Sally Smith, an analyst with Alex. Brown & Sons, said that the industry is being squeezed from two sides.
Cruise operators, who usually buy plane tickets in bulk, are unable to pass along the entire 15 percent fare increases levied by airlines since August, when the Middle East crisis sent fuel prices soaring.
The ships' own fuel costs have risen, too, but these usually account for less than 5 percent of their expenses.
Ms. Smith said that the demand for cruises grew straight through the last recession, in 1982. But she added that the industry then had far fewer berths to fill, and that few new ships were built during the recession.
To carry the expected traffic this time around, and provide more diversions, the latest ships are also some of the largest.
The industry has been spending lavishly, on ships that can cost more than $200 million each.
Industry analysts say the berth count will keep growing, by about 13 percent in 1991 and 9 percent in 1992 before retreating to a 4 percent gain in 1993.
Possible overcapacity is unlikely to affect anyone's plans in the near term. It takes three or four years to build a ship, and halting construction is difficult and expensive.
The cruise industry has changed immeasurably since the era of the really grand ocean liners.
Back then, a cruise was the first-class way to reach a holiday destination.
As recently as 20 years ago, about 500,000 people annually, most of them rich, took cruises of three days or more.
Now, the ships are destinations in themselves. Several lines run cruises to nowhere, with passengers staying on board.
About 3.5 million people are expected to sail from North American ports this year.
The man largely responsible for lowering the gangplank to the vacationing masses is Ted Arison, who founded Carnival Cruise Lines in 1972, beginning with one old ship, the Mardi Gras, during an energy crisis. To save on fuel, the ship traveled slowly, stopping at few ports.
To keep his customers happy about spending so much time on board, he installed a casino, a disco, a movie theater and two nightclubs. Who had time to long for Caribbean ports?
Low prices and aggressive marketing helped persuade the middle class to clamber aboard.
Carnival's acquisition of the Holland America Line last year raised its revenues to $1.15 billion.
The four other companies that, with Carnival, dominate the North American industry are Kloster Cruise Ltd., which owns Norwegian Cruise Lines, Royal Cruise and Royal Viking; Princess Cruises; the Royal Caribbean Cruise Line, and Chandris Fantasy Cruises.
Next for the industry? Estelle Lessack, for one, whose Travel Trends agency in Fort Lee, N.J., handles cruises on most lines, said the idea for most is to have a cruise for every taste.
"So much is being offered on the cruise ships that it just about takes in everybody," she said.
With extra capacity visible on the horizon, the cruise ships are piling on the attractions, adding more sports, health and social programs than ever.

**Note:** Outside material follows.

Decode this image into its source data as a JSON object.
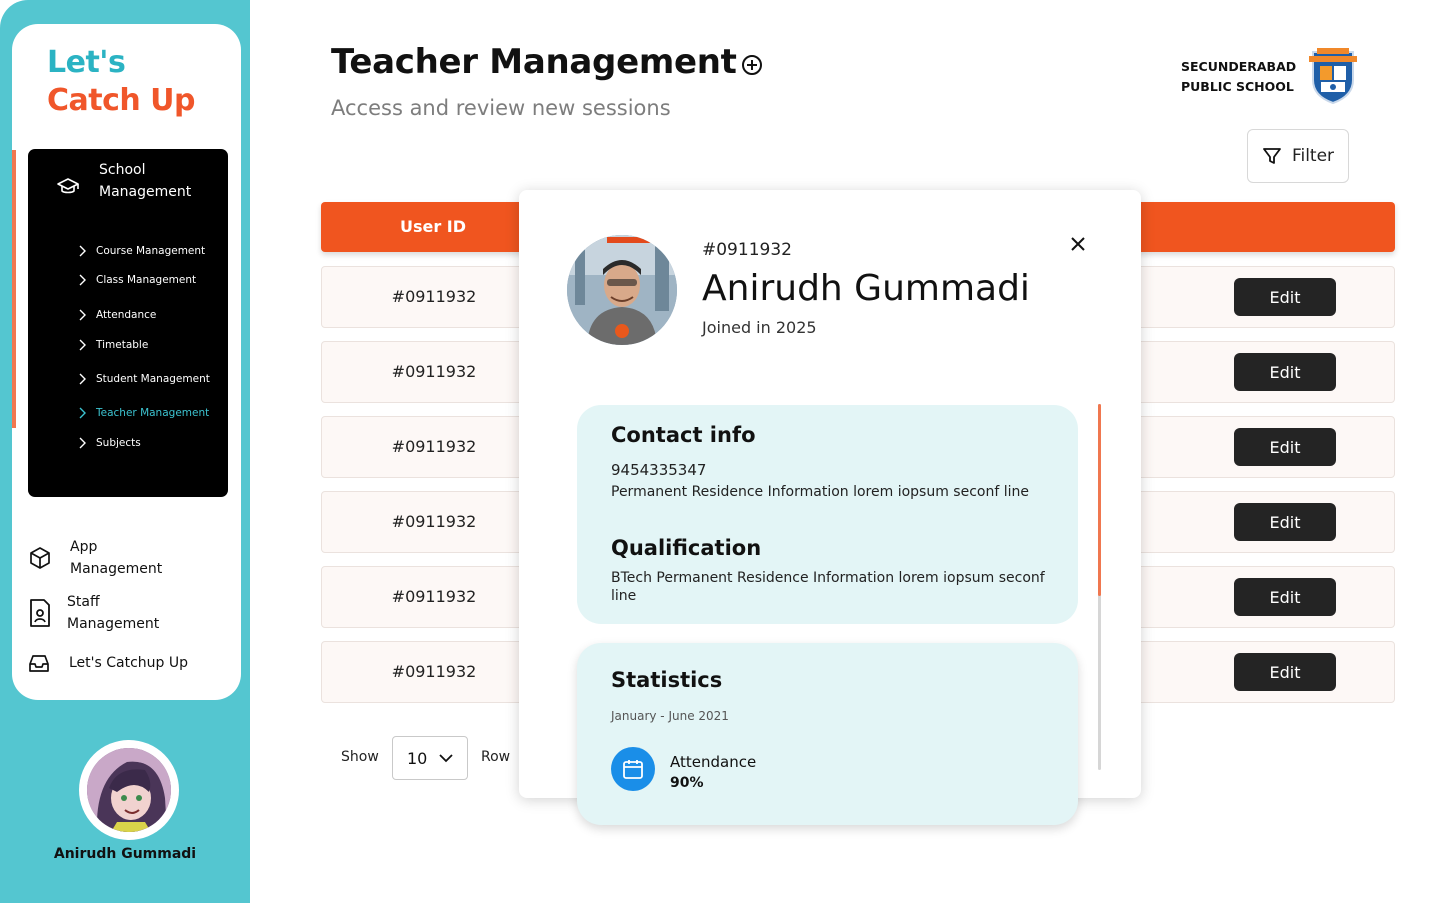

Norwegian Cruise Lines boasts that golf and tennis pros will help passengers with their games. Net-draped driving ranges are available on board and golf courses and tennis courts, on shore.
Others offer "spa cruises," with special weight-loss, cholesterol-lowering diets and fitness programs in elaborate gyms.
For sports fans who want to see the stars in the off-season, Norwegian also plans to bring football and baseball players on board special cruises next year.
Cruise lines are also trying to earn more from passengers once they board by multiplying the opportunities for them to drink, shop and gamble. Many spend about $50 a day, which helps compensate for cruise discounts.
To spread the news, advertising budgets are substantially higher. And then there is one more audience the lines try hard to satisfy. They make sure that travel agents have special incentives to recommend a cruise.
Besides requiring minimal effort to book, the commissions, at the larger agencies, tend to be 13 percent to 15 percent, 3 percent to 5 percentage points higher than for airlines and land-bound hotels.